Yesterday, the Hartford Courant revealed much about the online presence of Newtown killer Adam Lanza, including the fact that Lanza appears to have participated in a chatroom for a gaming clan. Based on these postings, Lanza seems to have posted under the username "Kaynbred."
The chatroom is devoted to the free-to-play massively multiplayer online shooter Combat Arms, and BuzzFeed has discovered that "Kaynbred" was an extremely active player of the game.
Combat Arms is a Korean game, part of a cluster of online shooters that feature realistic, if not true-to-life, weapons, and have a focus on acquiring better weapons through repeated play.
In an online profile associated with the "Kaynbred" username, the extent of Lanza's obsession with the game becomes clear: he played 4,901 matches. Match lengths of the game are variable, but taking a conservative estimate of 5 minutes per match would mean that Lanza played 410 hours of the game, or 17 full days. The real total is likely much higher.
In context, his dedication to the game is chilling. "Kaynbred" had 83,496 kills, among them, 22,725 headshots.
The weapon "loadout" that "Kaynbred" used the last time he played the game resembles strongly the weapons that he used to kill 27 people in December of last year. His preferred "primary" weapon, the M16A3, is a military variant of the Bushmaster AR-15 assault rifle that Lanza used. His preferred "secondary" weapon, the G23 pistol, strongly resembles Lanza's Glock 10mm handgun. He used these guns to kill an average of 17 people per match.
According to the game's official Wiki, "Kaynbred"'s preferred level, Death Room,
is almost entirely indoors and is set in a seemingly abandoned secret facility.

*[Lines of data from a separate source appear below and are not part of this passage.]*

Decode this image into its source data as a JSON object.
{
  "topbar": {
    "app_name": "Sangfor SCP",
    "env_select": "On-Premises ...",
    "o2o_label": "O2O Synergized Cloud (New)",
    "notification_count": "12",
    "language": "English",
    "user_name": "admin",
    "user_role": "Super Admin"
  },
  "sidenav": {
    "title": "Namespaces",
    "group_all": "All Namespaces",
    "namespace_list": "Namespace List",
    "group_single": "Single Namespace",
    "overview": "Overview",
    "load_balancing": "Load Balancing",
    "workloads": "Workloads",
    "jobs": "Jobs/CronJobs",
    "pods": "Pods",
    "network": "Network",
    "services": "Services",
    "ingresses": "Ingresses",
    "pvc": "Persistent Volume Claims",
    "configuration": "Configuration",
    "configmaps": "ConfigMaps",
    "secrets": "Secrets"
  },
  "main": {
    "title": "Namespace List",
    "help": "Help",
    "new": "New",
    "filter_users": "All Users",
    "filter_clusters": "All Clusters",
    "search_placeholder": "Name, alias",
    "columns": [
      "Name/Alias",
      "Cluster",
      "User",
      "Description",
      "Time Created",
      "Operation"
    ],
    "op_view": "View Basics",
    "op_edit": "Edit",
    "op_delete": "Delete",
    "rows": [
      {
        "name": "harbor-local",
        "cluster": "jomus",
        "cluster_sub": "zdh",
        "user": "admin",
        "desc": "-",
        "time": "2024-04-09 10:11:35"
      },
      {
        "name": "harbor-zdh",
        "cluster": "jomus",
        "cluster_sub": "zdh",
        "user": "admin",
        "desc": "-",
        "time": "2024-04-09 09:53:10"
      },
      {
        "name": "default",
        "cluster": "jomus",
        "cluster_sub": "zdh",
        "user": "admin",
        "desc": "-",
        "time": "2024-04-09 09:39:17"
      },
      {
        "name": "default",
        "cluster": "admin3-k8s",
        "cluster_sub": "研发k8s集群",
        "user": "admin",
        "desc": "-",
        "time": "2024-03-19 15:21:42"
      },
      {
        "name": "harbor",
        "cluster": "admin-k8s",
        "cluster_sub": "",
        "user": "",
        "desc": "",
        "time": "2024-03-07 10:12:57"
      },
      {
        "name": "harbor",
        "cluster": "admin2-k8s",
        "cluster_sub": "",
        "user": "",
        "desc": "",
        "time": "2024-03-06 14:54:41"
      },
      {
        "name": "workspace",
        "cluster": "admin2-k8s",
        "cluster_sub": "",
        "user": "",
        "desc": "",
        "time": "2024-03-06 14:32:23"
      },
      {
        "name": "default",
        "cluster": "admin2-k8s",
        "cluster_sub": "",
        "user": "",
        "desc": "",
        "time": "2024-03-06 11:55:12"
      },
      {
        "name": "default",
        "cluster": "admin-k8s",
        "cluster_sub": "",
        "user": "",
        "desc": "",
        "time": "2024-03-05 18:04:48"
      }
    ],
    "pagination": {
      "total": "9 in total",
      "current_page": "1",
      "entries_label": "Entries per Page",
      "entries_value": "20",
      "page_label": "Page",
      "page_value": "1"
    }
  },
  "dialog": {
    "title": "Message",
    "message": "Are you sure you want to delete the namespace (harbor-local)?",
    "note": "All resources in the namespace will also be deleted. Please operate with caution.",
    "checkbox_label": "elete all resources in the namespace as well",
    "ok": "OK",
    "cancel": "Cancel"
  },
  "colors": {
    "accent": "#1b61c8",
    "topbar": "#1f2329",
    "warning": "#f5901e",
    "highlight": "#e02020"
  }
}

Featuring multiple levels, this map contains many tightly spaced areas, so combat is centered in Close-Quarters Battle . As a result of this, using Explosives can cause utter chaos for everyone in the game. Sniper Rifles can be rendered ineffective by the close quarters, so assault rifles , machine guns , and Submachine guns are mainly used.
These statistics, in the context of the game, are not unusual for a dedicated player; in fact, Lanza was not "ranked" according to the official game hierarchy. But in the context of Lanza's other online activity — obsessive edits to mass murder Wikipedia entries and frequent activity on gun forums — the sheer amount of time spent playing a game this focused on purchasing realistic weapons and using them to kill, is chilling.